It is understood there is no connection to the free trade agreement negotiations with China.

Green MP Keith Locke asked in Parliament if the talks could continue "if the Chinese Government is hacking into our computers and stealing information relevant to our bargaining position".

Helen Clark said: "The New Zealand Government has made no such allegation about China."

Trade Minister Phil Goff yesterday played down any suggestion that information sensitive to the free trade negotiations has been hacked.

"All Governments anticipate that other parties will try to break into their security systems and trade systems," he said.

"I have no particular target in mind when I talk about that."

He suggested there would not be much point in hacking over trade negotiations.

Meanwhile, Reuters reported China's Vice-Minister of Information Industry, Lou Qinjian, as saying China had suffered "massive" and "shocking" losses of state and military secrets through the internet.

A Chinese Embassy spokesman referred the Herald to comments made last week by a Foreign Ministry spokesman when asked about hacking in Germany which said: "The Chinese Government has always opposed and forbidden any criminal acts under-mining computer systems including hacking.
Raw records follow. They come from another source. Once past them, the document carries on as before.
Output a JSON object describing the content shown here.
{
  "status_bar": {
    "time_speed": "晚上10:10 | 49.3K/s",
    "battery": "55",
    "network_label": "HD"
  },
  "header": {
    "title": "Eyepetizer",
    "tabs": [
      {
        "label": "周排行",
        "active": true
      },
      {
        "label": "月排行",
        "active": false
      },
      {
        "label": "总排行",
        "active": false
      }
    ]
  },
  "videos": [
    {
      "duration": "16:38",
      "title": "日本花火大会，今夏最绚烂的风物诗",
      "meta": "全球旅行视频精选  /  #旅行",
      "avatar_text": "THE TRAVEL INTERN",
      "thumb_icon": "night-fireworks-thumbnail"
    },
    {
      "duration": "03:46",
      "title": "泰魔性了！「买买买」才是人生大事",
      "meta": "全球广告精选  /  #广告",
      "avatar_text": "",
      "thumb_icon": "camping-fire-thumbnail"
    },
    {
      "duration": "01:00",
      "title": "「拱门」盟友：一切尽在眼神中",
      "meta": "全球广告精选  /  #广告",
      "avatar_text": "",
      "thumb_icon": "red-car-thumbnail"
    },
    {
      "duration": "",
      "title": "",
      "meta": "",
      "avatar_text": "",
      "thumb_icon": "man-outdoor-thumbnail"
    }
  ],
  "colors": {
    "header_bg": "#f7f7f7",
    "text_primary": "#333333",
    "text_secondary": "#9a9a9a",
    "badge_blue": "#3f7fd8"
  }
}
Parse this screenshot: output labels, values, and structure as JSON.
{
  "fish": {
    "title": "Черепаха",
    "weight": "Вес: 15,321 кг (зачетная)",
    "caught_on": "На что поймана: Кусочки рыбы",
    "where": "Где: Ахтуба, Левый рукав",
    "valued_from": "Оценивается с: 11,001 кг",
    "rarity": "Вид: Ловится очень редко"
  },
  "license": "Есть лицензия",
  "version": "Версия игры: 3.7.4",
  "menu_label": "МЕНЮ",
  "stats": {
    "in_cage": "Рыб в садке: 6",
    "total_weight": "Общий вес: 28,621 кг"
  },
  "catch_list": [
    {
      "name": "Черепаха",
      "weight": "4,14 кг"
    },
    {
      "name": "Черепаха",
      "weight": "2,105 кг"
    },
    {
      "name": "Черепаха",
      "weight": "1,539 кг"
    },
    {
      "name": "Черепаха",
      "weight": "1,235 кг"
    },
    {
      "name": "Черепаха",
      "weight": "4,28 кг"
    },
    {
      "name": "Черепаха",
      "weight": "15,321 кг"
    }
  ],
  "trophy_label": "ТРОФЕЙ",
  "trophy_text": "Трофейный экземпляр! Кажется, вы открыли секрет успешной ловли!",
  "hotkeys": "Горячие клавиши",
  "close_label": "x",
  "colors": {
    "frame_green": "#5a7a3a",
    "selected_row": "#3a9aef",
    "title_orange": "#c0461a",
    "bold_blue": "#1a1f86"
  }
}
Hacking is an international issue and China is a frequent victim."

WHAT THEY SAID"All Governments anticipate that other parties will try to break into their security systems and trade systems - I have no particular target in mind when I talk about that." Trade Minister Phil Goff

"The Chinese Government has always opposed and forbidden any criminal acts undermining computer systems including hacking." a Chinese Foreign Ministry spokesman

Links to this post:

Create a Link

<< Home

back to top